A group of Canadian programmers and researchers at University of of Alberta have created what they claim to be the first unbeatable Limit Hold'em program. The program is called "Cepheus" and the devolopers believe that not even the best players in the world would win against it in the long run.
In order to learn the game, Cepheus played more than a billion billion hands of Texas hold'em - more poker hands than have been played in human history. The computer program required the power of four thousand computer processors, with each processor handling six billion hands per second. During this time the program built up a database of cards dealt, betting decisions and outcomes.
"For every single possible situation you could get into, it has a description for how you should play," said Neil Burch, a computer scientist who helped develop Cepheus at the University of Alberta Computer Poker Research Group.
Burch admits that Cepheus starts off with a pretty bad strategy but that it comes up with a better strategy every new hand.

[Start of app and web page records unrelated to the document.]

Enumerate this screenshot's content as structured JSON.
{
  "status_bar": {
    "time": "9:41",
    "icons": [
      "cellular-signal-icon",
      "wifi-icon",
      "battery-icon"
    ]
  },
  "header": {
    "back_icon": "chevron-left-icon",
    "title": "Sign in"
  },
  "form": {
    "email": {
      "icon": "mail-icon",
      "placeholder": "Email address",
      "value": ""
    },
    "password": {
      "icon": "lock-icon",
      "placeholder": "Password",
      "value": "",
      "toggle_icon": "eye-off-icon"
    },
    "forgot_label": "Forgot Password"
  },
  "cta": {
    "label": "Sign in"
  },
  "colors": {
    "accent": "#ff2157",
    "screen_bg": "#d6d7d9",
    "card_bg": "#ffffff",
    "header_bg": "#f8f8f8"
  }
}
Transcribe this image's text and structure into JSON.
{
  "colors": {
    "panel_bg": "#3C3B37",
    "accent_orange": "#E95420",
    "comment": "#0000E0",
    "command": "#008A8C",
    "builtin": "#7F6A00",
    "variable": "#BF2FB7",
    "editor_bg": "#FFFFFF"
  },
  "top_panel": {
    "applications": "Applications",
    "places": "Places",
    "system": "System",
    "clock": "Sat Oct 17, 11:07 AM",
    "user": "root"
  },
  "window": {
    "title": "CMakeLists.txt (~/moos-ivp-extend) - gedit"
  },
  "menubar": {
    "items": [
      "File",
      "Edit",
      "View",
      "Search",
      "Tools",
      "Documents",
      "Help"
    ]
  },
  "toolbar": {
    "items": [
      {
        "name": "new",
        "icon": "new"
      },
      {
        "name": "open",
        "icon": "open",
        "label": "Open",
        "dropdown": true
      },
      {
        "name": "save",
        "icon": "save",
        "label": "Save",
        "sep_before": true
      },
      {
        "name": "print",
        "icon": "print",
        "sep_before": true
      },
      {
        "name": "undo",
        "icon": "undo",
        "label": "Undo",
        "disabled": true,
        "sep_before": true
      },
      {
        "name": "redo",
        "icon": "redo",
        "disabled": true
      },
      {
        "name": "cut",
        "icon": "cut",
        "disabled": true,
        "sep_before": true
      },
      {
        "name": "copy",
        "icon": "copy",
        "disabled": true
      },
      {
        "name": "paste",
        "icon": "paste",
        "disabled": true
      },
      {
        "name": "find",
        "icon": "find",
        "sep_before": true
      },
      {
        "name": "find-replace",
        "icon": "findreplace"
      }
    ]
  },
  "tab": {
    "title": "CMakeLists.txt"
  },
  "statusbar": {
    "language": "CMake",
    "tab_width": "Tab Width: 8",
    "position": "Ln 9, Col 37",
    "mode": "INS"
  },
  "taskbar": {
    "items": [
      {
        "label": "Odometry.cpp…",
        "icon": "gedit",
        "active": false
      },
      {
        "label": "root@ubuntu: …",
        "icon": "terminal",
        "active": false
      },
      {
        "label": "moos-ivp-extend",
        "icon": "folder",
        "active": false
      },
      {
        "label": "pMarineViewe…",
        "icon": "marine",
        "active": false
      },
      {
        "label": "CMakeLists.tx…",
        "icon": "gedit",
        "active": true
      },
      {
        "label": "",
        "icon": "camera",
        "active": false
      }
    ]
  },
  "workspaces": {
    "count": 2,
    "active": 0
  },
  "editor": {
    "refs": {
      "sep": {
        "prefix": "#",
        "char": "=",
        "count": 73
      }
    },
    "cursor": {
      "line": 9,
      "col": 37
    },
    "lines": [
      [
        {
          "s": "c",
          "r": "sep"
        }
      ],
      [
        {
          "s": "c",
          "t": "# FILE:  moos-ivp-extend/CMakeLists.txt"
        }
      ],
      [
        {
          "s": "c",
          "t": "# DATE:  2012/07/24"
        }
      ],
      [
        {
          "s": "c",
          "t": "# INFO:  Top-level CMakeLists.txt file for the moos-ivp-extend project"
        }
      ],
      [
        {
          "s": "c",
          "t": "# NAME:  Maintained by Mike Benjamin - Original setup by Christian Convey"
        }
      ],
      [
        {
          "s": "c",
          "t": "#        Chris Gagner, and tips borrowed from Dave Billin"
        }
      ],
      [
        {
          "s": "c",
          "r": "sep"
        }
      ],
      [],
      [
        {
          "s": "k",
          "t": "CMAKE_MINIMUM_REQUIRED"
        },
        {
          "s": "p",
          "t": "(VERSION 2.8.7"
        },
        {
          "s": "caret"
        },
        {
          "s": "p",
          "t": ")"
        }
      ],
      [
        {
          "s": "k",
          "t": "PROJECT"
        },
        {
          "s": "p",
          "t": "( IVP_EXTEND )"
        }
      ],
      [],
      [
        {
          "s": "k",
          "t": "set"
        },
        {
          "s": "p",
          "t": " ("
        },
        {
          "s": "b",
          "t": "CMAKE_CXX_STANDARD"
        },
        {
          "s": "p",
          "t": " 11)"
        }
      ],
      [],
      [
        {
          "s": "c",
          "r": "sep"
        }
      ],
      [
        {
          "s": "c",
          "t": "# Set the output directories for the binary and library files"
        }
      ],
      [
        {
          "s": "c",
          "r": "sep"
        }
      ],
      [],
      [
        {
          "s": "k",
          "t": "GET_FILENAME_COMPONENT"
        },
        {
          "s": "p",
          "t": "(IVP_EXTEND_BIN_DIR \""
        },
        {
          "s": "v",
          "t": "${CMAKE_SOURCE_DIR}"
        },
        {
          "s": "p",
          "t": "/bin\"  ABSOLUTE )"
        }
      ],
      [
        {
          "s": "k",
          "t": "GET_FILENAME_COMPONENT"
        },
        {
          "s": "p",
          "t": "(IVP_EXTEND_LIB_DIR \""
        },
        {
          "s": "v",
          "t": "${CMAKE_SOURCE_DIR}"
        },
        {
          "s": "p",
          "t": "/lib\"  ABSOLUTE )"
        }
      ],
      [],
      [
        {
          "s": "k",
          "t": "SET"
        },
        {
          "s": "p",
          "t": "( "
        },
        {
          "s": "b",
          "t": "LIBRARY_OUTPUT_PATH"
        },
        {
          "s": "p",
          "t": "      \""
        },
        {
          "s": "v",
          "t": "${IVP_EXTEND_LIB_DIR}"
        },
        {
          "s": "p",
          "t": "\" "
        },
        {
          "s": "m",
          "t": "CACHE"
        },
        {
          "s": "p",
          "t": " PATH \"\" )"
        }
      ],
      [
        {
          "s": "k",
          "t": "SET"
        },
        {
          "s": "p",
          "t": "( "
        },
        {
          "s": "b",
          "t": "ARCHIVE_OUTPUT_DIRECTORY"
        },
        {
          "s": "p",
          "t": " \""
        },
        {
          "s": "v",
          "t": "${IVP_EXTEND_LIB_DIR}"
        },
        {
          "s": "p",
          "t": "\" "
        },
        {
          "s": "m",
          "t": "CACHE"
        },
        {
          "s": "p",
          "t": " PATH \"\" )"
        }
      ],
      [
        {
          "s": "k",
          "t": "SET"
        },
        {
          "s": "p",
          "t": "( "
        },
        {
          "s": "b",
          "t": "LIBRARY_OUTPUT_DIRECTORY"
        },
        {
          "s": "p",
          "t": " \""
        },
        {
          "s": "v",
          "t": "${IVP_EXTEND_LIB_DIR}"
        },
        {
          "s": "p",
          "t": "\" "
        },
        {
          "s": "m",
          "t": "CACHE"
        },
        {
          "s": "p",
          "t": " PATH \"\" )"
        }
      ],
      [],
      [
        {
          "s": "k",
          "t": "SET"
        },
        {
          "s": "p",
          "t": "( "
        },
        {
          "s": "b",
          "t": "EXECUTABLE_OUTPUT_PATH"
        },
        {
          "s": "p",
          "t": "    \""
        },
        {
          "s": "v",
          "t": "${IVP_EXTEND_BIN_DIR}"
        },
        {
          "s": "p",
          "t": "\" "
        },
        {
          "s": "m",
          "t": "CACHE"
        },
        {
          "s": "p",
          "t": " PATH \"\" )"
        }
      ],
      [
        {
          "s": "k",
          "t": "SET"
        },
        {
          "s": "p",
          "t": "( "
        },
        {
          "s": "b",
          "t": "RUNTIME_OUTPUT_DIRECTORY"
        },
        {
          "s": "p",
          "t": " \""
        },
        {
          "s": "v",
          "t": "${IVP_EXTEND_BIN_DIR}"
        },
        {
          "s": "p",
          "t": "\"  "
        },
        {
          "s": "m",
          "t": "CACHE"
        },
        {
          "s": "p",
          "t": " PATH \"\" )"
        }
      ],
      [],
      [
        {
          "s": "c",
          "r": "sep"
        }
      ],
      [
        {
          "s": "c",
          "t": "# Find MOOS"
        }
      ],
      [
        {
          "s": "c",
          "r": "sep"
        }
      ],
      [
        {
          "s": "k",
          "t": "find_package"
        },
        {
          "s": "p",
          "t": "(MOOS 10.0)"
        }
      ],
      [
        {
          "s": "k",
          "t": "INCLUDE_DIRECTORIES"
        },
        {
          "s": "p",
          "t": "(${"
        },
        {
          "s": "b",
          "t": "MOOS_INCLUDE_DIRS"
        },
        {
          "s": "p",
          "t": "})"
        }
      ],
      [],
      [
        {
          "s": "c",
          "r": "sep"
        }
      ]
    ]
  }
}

The program won't win every single hand, but it won't lose to anyone in the long run.
"Cepheus loses to no one over a long enough time. You just have to play enough hands so that luck goes away," said Burch.
You can play against Cepheus on University of Alberta's website, but keep in mind that a lot of hands are required in order for the program to learn your game.
"I'm sure we'll get plenty of emails from people who will play 20 or 30 hands against it, win a little bit, and then happily declare victory and say Cepheus must have a bug. But while a human or another program could get lucky and beat Cepheus in a short match, nobody could do it consistently over a long match," said Michael Johanson, a researcher at the lab.